Items from an interface collection:
****************

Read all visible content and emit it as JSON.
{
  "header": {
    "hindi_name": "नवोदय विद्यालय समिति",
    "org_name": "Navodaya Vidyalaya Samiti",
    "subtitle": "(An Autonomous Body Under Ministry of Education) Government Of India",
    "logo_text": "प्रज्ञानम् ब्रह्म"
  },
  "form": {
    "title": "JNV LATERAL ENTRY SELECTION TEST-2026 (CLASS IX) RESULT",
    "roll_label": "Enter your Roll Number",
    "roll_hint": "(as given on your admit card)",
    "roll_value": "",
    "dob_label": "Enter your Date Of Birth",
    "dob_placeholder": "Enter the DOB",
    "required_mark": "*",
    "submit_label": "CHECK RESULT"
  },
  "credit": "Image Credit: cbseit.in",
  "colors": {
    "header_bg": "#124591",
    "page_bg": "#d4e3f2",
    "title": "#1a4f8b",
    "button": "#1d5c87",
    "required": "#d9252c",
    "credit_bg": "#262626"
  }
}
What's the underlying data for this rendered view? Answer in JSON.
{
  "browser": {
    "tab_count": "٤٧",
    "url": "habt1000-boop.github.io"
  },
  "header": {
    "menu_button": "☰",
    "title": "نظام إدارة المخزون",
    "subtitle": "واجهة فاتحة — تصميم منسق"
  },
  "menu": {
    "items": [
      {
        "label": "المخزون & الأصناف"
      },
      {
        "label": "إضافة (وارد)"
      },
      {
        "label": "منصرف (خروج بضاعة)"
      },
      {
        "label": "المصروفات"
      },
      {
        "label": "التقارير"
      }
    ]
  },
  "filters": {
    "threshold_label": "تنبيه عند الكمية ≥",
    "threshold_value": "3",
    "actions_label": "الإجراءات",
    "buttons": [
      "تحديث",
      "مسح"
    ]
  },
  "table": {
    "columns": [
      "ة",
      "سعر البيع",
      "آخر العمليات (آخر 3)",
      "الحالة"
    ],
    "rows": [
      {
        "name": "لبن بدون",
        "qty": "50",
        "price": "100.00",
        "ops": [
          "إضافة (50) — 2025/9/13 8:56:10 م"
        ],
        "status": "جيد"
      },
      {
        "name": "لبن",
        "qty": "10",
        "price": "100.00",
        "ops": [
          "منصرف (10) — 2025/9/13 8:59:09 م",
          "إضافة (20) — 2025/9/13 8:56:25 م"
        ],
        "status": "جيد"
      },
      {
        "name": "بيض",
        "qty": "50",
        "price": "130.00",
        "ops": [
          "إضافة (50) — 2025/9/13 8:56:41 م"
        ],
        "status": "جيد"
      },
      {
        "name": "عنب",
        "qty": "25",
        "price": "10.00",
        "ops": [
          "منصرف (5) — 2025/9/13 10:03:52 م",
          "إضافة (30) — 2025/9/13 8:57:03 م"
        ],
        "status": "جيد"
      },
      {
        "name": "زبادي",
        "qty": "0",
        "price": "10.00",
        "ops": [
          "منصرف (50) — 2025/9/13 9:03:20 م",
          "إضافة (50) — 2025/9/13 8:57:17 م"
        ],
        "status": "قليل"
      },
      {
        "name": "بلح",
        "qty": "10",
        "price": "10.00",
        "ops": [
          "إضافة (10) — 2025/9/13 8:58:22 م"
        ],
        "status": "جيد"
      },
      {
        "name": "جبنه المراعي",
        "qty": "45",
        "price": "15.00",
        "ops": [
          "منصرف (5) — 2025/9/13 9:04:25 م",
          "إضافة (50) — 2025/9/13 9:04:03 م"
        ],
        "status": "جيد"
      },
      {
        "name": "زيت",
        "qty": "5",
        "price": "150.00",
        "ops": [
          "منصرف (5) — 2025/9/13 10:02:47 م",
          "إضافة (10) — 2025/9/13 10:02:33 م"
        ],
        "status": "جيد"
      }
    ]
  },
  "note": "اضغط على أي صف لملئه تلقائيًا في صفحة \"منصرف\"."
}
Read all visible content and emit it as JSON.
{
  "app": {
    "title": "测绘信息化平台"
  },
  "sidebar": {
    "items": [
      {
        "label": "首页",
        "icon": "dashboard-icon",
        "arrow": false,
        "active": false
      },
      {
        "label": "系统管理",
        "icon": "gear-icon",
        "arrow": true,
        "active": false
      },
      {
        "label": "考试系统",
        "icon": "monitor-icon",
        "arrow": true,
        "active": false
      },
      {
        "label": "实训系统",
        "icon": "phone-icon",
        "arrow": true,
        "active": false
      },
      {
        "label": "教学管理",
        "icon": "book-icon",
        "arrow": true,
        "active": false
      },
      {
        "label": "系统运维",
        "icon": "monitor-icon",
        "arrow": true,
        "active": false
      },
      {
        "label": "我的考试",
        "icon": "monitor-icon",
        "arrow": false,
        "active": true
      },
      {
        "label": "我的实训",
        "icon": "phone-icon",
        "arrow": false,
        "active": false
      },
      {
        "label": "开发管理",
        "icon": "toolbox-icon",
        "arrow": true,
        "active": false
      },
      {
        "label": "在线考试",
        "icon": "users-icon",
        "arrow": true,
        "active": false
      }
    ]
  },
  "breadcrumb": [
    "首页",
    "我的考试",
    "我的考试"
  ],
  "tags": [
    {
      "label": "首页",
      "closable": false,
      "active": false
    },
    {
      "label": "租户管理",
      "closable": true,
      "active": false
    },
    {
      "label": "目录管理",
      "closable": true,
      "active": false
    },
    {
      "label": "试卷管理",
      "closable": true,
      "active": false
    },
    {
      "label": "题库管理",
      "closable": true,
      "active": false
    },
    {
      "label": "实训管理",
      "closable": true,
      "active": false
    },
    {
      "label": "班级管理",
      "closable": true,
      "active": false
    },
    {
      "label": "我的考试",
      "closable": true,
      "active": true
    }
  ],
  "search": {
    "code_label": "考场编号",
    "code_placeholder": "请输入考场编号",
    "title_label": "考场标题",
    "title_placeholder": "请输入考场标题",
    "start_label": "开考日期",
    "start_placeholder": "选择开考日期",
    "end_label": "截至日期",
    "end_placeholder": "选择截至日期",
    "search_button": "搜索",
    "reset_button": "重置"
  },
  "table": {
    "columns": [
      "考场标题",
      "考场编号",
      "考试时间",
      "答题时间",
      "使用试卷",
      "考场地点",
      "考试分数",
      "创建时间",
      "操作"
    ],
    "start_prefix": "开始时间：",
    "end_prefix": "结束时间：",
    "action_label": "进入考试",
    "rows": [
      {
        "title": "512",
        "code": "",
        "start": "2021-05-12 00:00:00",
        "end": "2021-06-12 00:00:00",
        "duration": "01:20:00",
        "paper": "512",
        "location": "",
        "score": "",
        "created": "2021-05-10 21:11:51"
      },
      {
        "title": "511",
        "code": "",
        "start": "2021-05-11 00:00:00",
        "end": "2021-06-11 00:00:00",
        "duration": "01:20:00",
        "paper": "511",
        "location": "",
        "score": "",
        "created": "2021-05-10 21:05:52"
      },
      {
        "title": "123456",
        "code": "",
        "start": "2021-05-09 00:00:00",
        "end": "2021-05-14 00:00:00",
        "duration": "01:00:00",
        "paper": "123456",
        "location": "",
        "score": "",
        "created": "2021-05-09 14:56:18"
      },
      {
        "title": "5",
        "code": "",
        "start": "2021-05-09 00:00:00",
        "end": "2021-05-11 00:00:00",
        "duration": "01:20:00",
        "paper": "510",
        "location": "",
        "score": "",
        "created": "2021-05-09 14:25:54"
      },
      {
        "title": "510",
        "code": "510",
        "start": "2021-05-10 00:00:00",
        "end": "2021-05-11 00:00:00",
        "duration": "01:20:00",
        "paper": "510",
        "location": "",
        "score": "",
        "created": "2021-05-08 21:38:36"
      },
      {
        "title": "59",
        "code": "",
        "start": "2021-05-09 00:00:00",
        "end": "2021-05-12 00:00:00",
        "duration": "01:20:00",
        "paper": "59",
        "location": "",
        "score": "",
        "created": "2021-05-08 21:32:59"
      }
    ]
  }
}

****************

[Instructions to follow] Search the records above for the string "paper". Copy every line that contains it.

[Solution to the problem]
        "paper": "512",
        "paper": "511",
        "paper": "123456",
        "paper": "510",
        "paper": "510",
        "paper": "59",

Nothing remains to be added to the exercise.